captivated by the sensuous aromas emanating from the kitchen. Sharply dressed in a navy blue single breasted suit, Marco, the youngest member of the
Capsuto family, graciously greeted us at the door and led us to a table that overlooked the entire restaurant.

We started with Marco's recommendations:  escargot, Perrine fois grois and the Artichoke Maison, his grandma's "famous" recipe.  The appetizers were
accompanied by a deliciously crisp and fragrant Israeli wine Sauvignon Blanc from Galil, one of a selection of wines which Capsouto Freres is famous for
and one I highly recommend.   Marco stopped by our table and sat with us for a moment to fill us in on very interesting tidbits of history that has made this
restaurant a Tribeca staple for over thirty years. Capsouto Freres' three brothers were born in Egypt, moved to France, and eventually settled in New
York City.  Like so many of us who have come to this great country, they are happy to be here and I am happy that they have brought us such a special
taste of  Mediterranean culture and cuisine.  

Being a family run business, the attention to service was evident.  Our server made us feel right at home.

The entire restaurant buzzed with a quiet content feeling that kept my guest and I smiling from appetizer to dessert.
Capsouto Freres
or entrees we tried the seafood bouillabaisse, the meat and poultry cassoulet and the divine shrimp and scallops on fresh pasta. With every course and
every taste, I was inspired to make a humming sound like a French chef purveying his masterpiece. I was so overcome with happiness from this meal that
the next time Marco stopped by our table,  I had to give him a hug like I was part of the family. (I think I did this partly because the tastes of these dishes
were like dining in heaven and partly because the chilled Israeli Muscat Yarden 2006 went down just as easily as these amazing dishes.) Marco
courteously accepted my hug and offered one to my guest to ensure she didn't feel left out.

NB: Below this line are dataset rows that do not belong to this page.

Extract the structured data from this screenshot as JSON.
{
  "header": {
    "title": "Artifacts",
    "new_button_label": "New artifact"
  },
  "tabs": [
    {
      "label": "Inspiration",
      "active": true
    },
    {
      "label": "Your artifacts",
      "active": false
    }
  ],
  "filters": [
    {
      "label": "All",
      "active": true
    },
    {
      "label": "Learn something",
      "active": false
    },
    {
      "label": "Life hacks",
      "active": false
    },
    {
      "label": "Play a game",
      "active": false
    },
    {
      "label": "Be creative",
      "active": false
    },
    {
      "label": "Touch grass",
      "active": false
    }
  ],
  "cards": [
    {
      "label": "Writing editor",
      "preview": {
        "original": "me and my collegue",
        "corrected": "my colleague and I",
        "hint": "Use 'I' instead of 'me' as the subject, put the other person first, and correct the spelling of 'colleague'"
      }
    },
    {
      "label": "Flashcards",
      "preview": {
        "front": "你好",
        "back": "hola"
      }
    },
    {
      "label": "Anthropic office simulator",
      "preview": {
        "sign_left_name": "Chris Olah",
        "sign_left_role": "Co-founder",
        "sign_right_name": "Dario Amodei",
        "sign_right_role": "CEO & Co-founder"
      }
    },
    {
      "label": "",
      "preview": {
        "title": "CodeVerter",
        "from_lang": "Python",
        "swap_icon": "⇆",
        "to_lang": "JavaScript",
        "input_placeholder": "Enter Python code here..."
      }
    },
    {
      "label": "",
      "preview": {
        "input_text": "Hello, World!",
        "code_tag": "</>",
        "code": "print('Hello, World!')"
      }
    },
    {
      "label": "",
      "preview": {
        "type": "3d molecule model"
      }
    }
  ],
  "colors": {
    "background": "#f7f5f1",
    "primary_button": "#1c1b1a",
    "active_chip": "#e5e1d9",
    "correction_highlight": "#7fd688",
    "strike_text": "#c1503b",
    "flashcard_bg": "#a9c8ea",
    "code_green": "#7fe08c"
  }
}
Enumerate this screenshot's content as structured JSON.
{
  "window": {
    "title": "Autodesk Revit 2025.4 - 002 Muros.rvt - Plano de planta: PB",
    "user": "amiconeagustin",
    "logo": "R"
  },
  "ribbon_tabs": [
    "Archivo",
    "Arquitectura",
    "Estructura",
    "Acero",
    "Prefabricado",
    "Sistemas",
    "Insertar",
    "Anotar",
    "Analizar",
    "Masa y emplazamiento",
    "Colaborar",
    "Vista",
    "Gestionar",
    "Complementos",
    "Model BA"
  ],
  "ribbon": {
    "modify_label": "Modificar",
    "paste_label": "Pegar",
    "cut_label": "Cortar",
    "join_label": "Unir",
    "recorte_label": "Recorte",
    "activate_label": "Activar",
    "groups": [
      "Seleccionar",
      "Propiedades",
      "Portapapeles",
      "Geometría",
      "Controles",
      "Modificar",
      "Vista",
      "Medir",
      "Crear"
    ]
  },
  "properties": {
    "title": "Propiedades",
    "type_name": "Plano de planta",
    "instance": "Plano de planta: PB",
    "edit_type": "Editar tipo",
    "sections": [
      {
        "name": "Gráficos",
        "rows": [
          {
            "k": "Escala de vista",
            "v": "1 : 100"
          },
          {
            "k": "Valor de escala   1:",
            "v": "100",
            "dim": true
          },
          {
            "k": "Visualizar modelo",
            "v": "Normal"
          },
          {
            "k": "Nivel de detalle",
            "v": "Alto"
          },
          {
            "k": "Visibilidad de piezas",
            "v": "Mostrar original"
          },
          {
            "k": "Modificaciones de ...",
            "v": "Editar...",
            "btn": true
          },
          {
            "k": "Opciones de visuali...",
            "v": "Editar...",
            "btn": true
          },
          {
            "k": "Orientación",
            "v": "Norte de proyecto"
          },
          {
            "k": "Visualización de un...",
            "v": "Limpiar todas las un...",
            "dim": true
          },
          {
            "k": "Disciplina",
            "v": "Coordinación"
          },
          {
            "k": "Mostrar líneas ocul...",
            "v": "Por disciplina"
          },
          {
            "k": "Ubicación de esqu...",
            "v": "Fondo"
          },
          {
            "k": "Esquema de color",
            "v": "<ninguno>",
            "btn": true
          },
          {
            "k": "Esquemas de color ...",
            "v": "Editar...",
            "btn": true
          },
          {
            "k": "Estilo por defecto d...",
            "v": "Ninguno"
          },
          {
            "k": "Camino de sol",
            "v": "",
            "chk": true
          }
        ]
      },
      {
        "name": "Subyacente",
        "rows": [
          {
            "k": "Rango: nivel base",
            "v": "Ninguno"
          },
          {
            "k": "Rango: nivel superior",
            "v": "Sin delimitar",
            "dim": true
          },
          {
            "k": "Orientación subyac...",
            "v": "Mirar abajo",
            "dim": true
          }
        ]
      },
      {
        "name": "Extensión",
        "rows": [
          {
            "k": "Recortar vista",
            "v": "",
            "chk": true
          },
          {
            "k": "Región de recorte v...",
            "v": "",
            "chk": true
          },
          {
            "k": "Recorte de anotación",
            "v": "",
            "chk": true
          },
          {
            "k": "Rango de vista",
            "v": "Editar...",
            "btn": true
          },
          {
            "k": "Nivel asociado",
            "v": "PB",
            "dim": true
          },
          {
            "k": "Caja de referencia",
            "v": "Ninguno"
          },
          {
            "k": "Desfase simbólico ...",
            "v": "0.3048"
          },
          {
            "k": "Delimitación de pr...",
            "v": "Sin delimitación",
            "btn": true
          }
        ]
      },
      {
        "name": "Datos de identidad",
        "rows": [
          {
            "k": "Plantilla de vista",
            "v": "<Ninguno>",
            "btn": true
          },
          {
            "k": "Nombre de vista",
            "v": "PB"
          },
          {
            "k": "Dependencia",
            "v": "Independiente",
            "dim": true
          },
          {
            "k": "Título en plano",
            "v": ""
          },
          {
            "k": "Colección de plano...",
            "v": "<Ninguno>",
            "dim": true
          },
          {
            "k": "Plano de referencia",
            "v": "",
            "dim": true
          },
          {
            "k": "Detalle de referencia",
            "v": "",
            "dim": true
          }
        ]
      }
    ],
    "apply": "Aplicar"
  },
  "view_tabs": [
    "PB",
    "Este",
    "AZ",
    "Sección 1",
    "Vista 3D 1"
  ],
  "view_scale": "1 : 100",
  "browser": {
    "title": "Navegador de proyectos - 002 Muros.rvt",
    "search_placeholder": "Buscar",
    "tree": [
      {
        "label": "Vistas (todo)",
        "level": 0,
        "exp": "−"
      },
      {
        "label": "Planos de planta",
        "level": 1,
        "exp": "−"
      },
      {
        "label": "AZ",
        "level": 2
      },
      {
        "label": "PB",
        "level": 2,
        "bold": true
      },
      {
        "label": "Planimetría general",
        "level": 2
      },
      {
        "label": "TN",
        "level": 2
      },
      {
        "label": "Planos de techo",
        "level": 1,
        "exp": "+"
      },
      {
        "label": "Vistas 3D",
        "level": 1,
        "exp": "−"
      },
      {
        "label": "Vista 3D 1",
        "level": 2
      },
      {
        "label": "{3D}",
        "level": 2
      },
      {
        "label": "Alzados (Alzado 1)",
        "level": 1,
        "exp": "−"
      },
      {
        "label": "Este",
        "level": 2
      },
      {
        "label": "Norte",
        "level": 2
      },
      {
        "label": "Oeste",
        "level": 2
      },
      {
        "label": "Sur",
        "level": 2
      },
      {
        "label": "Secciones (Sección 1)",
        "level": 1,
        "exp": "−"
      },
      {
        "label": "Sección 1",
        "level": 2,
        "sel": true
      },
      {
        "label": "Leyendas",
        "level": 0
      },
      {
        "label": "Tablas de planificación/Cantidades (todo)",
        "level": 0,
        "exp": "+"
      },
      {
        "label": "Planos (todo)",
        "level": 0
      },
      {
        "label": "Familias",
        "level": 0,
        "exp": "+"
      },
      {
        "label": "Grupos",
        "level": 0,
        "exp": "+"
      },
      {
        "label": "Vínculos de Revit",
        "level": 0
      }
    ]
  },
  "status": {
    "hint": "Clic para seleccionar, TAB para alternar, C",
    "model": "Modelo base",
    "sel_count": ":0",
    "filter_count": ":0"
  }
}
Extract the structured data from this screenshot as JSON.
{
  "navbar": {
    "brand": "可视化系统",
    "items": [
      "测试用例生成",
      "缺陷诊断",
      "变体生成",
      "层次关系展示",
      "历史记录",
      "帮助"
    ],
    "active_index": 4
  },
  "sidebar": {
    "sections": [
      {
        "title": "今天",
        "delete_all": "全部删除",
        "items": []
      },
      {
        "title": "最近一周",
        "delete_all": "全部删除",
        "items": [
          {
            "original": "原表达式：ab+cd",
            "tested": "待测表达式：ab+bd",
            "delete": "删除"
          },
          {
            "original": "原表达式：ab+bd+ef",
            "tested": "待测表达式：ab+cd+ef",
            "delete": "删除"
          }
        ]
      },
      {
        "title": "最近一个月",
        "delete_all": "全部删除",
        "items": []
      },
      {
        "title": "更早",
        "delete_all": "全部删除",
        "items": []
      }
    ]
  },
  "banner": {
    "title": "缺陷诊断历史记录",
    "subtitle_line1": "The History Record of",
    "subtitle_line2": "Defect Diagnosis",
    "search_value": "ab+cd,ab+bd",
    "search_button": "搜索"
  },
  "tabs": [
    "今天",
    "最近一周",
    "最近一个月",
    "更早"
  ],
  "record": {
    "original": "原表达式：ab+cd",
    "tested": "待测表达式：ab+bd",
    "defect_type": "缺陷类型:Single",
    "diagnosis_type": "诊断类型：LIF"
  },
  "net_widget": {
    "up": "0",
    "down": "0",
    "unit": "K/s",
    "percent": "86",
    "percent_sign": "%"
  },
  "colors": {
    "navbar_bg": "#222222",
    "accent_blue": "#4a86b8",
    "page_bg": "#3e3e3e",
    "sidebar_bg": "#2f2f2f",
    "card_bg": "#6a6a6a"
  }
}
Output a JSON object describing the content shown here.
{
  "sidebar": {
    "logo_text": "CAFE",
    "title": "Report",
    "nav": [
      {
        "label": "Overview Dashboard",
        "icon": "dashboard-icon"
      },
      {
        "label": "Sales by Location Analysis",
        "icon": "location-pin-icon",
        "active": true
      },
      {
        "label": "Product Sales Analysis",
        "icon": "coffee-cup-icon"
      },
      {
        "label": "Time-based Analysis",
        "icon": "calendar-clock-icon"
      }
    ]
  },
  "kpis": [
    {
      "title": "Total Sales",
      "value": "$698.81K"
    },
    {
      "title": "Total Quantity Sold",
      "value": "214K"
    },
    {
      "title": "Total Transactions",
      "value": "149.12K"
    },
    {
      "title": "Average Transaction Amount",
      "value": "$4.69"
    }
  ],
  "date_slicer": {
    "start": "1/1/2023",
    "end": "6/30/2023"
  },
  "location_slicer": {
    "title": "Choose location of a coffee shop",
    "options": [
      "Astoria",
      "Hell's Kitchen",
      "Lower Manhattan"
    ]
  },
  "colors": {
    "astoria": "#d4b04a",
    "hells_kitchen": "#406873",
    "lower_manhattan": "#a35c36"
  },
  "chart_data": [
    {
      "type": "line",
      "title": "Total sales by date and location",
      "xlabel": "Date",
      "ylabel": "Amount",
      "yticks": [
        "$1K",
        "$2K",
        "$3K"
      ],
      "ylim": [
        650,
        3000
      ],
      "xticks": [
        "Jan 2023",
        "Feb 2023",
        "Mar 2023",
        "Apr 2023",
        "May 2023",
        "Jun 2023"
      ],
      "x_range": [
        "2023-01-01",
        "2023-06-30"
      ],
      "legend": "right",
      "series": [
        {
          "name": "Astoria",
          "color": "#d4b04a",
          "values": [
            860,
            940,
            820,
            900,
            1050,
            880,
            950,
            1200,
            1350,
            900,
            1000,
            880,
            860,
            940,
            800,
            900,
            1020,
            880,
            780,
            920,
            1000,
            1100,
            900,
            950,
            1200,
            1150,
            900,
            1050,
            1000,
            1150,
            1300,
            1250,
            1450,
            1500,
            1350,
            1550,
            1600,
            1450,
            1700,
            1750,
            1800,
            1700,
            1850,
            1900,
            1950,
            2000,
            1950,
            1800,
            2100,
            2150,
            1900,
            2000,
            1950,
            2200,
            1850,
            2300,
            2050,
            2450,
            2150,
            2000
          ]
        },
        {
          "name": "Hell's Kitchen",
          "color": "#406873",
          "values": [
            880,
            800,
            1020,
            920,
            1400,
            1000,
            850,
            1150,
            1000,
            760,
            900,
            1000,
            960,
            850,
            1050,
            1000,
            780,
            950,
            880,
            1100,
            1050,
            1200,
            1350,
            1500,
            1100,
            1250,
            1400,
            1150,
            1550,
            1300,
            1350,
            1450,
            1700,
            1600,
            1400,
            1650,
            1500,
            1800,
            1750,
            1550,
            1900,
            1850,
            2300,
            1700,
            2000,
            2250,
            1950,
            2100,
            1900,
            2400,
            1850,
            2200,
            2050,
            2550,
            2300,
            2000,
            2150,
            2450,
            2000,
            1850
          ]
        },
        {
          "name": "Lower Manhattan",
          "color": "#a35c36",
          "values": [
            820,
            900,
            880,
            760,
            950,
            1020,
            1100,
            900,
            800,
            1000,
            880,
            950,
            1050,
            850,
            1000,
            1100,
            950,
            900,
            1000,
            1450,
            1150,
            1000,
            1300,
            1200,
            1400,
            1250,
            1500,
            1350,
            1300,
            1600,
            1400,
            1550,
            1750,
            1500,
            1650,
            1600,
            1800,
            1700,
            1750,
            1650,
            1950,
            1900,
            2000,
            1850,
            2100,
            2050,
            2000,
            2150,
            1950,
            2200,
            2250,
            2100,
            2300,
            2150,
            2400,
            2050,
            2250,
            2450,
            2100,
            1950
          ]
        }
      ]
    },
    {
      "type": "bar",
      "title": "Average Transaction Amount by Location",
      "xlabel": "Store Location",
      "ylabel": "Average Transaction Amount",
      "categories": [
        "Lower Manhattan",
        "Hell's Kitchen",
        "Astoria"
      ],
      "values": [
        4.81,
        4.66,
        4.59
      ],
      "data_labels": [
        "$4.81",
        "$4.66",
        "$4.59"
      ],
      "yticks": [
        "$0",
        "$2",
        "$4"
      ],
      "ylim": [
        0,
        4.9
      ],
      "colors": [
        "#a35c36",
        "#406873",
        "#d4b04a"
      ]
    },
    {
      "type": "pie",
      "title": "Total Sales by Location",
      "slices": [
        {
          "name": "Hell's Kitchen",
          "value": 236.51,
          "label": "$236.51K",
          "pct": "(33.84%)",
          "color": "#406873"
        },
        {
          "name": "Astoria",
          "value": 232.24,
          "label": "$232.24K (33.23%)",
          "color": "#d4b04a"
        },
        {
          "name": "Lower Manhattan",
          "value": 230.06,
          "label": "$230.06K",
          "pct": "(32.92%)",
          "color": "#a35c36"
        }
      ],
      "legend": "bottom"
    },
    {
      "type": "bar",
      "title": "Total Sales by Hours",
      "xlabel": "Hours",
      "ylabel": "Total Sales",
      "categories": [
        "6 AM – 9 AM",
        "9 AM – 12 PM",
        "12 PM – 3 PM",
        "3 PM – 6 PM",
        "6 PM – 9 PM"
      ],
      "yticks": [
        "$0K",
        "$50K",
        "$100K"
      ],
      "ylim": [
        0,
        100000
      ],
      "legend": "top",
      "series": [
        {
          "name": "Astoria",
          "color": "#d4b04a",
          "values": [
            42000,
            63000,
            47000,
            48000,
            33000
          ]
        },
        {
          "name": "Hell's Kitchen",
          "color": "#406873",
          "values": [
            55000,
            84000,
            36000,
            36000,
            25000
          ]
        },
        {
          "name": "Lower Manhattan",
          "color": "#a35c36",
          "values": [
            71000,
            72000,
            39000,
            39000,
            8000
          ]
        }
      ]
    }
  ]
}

For dessert, we finished with Capsuto Freres' famous, gorgeous chocolate soufflé. (Our French waitress noted that the souffle served here is better than
any she's tried in France). We also tried the seasonal fig soufflé, a light and sumptuous treat not to pass up.

Romantic, engaging, captivating. Capsouto Freres is all of these things and more, just ask the locals and famous clientele who dine here. Take your wife,
take your date, take your family. I promise you that a meal at Capsouto Freres is an experience you won't soon forget.